▸ **What the exercise asks**
Each line of the data below must be reproduced without any change.

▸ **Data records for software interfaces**
===

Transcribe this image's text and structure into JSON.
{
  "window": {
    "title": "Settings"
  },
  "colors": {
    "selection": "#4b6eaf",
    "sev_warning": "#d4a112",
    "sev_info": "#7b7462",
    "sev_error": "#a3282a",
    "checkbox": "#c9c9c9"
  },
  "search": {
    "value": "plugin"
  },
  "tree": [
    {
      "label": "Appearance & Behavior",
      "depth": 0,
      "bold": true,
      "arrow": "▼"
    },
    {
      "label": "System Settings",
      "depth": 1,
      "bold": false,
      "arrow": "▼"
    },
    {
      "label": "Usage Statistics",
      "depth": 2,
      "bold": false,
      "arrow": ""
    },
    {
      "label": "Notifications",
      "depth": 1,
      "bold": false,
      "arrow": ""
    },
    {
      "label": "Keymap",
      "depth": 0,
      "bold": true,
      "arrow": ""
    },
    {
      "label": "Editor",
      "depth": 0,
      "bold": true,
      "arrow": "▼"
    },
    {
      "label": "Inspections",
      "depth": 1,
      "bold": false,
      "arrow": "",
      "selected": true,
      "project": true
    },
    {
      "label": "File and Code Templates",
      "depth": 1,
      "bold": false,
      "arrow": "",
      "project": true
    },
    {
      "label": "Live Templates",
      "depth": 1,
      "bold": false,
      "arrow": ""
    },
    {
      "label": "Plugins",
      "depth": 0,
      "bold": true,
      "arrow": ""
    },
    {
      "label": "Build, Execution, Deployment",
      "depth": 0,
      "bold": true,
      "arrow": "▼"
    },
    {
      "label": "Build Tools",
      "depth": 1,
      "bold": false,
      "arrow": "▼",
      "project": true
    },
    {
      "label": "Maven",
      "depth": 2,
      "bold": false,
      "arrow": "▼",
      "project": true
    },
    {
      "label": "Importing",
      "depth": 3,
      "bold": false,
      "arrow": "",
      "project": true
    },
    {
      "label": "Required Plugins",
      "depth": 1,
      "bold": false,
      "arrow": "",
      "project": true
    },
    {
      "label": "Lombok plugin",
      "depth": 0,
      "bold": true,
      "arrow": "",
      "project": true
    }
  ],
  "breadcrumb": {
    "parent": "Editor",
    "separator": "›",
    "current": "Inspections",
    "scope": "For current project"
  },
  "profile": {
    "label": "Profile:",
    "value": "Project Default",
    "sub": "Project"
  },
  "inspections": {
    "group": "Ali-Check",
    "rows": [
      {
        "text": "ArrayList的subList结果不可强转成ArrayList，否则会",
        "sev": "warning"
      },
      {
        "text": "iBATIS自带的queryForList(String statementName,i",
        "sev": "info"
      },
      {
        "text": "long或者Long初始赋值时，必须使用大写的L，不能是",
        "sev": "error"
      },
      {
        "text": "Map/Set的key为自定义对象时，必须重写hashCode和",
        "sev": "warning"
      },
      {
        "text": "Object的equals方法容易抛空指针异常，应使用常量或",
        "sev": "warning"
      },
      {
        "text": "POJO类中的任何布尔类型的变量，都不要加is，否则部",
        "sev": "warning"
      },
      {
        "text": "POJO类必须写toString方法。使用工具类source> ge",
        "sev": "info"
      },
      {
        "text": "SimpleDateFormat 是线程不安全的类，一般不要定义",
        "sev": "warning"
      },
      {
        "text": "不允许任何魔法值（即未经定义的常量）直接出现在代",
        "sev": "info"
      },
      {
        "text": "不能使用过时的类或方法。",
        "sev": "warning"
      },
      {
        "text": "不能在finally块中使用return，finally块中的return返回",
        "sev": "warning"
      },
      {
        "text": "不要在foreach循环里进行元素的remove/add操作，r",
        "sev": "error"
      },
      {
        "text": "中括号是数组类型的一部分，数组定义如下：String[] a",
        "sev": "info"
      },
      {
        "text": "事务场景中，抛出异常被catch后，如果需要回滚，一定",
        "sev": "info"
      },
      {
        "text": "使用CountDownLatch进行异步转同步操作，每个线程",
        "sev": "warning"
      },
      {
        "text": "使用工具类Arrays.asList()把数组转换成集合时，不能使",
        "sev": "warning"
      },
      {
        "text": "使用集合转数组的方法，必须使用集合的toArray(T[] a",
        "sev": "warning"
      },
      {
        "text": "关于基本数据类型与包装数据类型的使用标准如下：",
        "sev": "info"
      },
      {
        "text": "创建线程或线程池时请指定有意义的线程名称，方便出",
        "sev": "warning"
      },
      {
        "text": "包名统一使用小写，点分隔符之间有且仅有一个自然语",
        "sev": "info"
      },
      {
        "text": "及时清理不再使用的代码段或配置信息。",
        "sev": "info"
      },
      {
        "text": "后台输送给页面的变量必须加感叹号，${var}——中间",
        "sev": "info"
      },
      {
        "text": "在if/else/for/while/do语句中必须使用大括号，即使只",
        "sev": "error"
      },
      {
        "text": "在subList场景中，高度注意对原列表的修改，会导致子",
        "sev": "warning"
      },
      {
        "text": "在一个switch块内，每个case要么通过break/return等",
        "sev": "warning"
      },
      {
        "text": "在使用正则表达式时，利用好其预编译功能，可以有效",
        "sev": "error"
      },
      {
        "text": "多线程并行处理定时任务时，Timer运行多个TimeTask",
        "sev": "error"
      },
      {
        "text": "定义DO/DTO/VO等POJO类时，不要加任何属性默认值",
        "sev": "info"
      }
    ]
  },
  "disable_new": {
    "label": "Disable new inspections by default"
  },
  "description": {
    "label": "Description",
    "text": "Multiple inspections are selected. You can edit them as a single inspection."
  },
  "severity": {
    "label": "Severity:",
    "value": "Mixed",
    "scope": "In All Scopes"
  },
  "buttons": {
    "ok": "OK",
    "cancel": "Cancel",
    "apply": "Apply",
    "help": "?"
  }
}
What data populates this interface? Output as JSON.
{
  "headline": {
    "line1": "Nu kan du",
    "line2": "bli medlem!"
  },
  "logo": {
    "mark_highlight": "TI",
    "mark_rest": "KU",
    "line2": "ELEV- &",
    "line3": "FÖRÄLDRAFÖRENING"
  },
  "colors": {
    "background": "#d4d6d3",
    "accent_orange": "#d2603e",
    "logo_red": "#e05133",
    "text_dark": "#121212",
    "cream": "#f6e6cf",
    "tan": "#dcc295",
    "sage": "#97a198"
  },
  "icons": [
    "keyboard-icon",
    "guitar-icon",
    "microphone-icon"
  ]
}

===

▸ **Task response**
Transcribe this image's text and structure into JSON.
{
  "window": {
    "title": "Settings"
  },
  "colors": {
    "selection": "#4b6eaf",
    "sev_warning": "#d4a112",
    "sev_info": "#7b7462",
    "sev_error": "#a3282a",
    "checkbox": "#c9c9c9"
  },
  "search": {
    "value": "plugin"
  },
  "tree": [
    {
      "label": "Appearance & Behavior",
      "depth": 0,
      "bold": true,
      "arrow": "▼"
    },
    {
      "label": "System Settings",
      "depth": 1,
      "bold": false,
      "arrow": "▼"
    },
    {
      "label": "Usage Statistics",
      "depth": 2,
      "bold": false,
      "arrow": ""
    },
    {
      "label": "Notifications",
      "depth": 1,
      "bold": false,
      "arrow": ""
    },
    {
      "label": "Keymap",
      "depth": 0,
      "bold": true,
      "arrow": ""
    },
    {
      "label": "Editor",
      "depth": 0,
      "bold": true,
      "arrow": "▼"
    },
    {
      "label": "Inspections",
      "depth": 1,
      "bold": false,
      "arrow": "",
      "selected": true,
      "project": true
    },
    {
      "label": "File and Code Templates",
      "depth": 1,
      "bold": false,
      "arrow": "",
      "project": true
    },
    {
      "label": "Live Templates",
      "depth": 1,
      "bold": false,
      "arrow": ""
    },
    {
      "label": "Plugins",
      "depth": 0,
      "bold": true,
      "arrow": ""
    },
    {
      "label": "Build, Execution, Deployment",
      "depth": 0,
      "bold": true,
      "arrow": "▼"
    },
    {
      "label": "Build Tools",
      "depth": 1,
      "bold": false,
      "arrow": "▼",
      "project": true
    },
    {
      "label": "Maven",
      "depth": 2,
      "bold": false,
      "arrow": "▼",
      "project": true
    },
    {
      "label": "Importing",
      "depth": 3,
      "bold": false,
      "arrow": "",
      "project": true
    },
    {
      "label": "Required Plugins",
      "depth": 1,
      "bold": false,
      "arrow": "",
      "project": true
    },
    {
      "label": "Lombok plugin",
      "depth": 0,
      "bold": true,
      "arrow": "",
      "project": true
    }
  ],
  "breadcrumb": {
    "parent": "Editor",
    "separator": "›",
    "current": "Inspections",
    "scope": "For current project"
  },
  "profile": {
    "label": "Profile:",
    "value": "Project Default",
    "sub": "Project"
  },
  "inspections": {
    "group": "Ali-Check",
    "rows": [
      {
        "text": "ArrayList的subList结果不可强转成ArrayList，否则会",
        "sev": "warning"
      },
      {
        "text": "iBATIS自带的queryForList(String statementName,i",
        "sev": "info"
      },
      {
        "text": "long或者Long初始赋值时，必须使用大写的L，不能是",
        "sev": "error"
      },
      {
        "text": "Map/Set的key为自定义对象时，必须重写hashCode和",
        "sev": "warning"
      },
      {
        "text": "Object的equals方法容易抛空指针异常，应使用常量或",
        "sev": "warning"
      },
      {
        "text": "POJO类中的任何布尔类型的变量，都不要加is，否则部",
        "sev": "warning"
      },
      {
        "text": "POJO类必须写toString方法。使用工具类source> ge",
        "sev": "info"
      },
      {
        "text": "SimpleDateFormat 是线程不安全的类，一般不要定义",
        "sev": "warning"
      },
      {
        "text": "不允许任何魔法值（即未经定义的常量）直接出现在代",
        "sev": "info"
      },
      {
        "text": "不能使用过时的类或方法。",
        "sev": "warning"
      },
      {
        "text": "不能在finally块中使用return，finally块中的return返回",
        "sev": "warning"
      },
      {
        "text": "不要在foreach循环里进行元素的remove/add操作，r",
        "sev": "error"
      },
      {
        "text": "中括号是数组类型的一部分，数组定义如下：String[] a",
        "sev": "info"
      },
      {
        "text": "事务场景中，抛出异常被catch后，如果需要回滚，一定",
        "sev": "info"
      },
      {
        "text": "使用CountDownLatch进行异步转同步操作，每个线程",
        "sev": "warning"
      },
      {
        "text": "使用工具类Arrays.asList()把数组转换成集合时，不能使",
        "sev": "warning"
      },
      {
        "text": "使用集合转数组的方法，必须使用集合的toArray(T[] a",
        "sev": "warning"
      },
      {
        "text": "关于基本数据类型与包装数据类型的使用标准如下：",
        "sev": "info"
      },
      {
        "text": "创建线程或线程池时请指定有意义的线程名称，方便出",
        "sev": "warning"
      },
      {
        "text": "包名统一使用小写，点分隔符之间有且仅有一个自然语",
        "sev": "info"
      },
      {
        "text": "及时清理不再使用的代码段或配置信息。",
        "sev": "info"
      },
      {
        "text": "后台输送给页面的变量必须加感叹号，${var}——中间",
        "sev": "info"
      },
      {
        "text": "在if/else/for/while/do语句中必须使用大括号，即使只",
        "sev": "error"
      },
      {
        "text": "在subList场景中，高度注意对原列表的修改，会导致子",
        "sev": "warning"
      },
      {
        "text": "在一个switch块内，每个case要么通过break/return等",
        "sev": "warning"
      },
      {
        "text": "在使用正则表达式时，利用好其预编译功能，可以有效",
        "sev": "error"
      },
      {
        "text": "多线程并行处理定时任务时，Timer运行多个TimeTask",
        "sev": "error"
      },
      {
        "text": "定义DO/DTO/VO等POJO类时，不要加任何属性默认值",
        "sev": "info"
      }
    ]
  },
  "disable_new": {
    "label": "Disable new inspections by default"
  },
  "description": {
    "label": "Description",
    "text": "Multiple inspections are selected. You can edit them as a single inspection."
  },
  "severity": {
    "label": "Severity:",
    "value": "Mixed",
    "scope": "In All Scopes"
  },
  "buttons": {
    "ok": "OK",
    "cancel": "Cancel",
    "apply": "Apply",
    "help": "?"
  }
}
What data populates this interface? Output as JSON.
{
  "headline": {
    "line1": "Nu kan du",
    "line2": "bli medlem!"
  },
  "logo": {
    "mark_highlight": "TI",
    "mark_rest": "KU",
    "line2": "ELEV- &",
    "line3": "FÖRÄLDRAFÖRENING"
  },
  "colors": {
    "background": "#d4d6d3",
    "accent_orange": "#d2603e",
    "logo_red": "#e05133",
    "text_dark": "#121212",
    "cream": "#f6e6cf",
    "tan": "#dcc295",
    "sage": "#97a198"
  },
  "icons": [
    "keyboard-icon",
    "guitar-icon",
    "microphone-icon"
  ]
}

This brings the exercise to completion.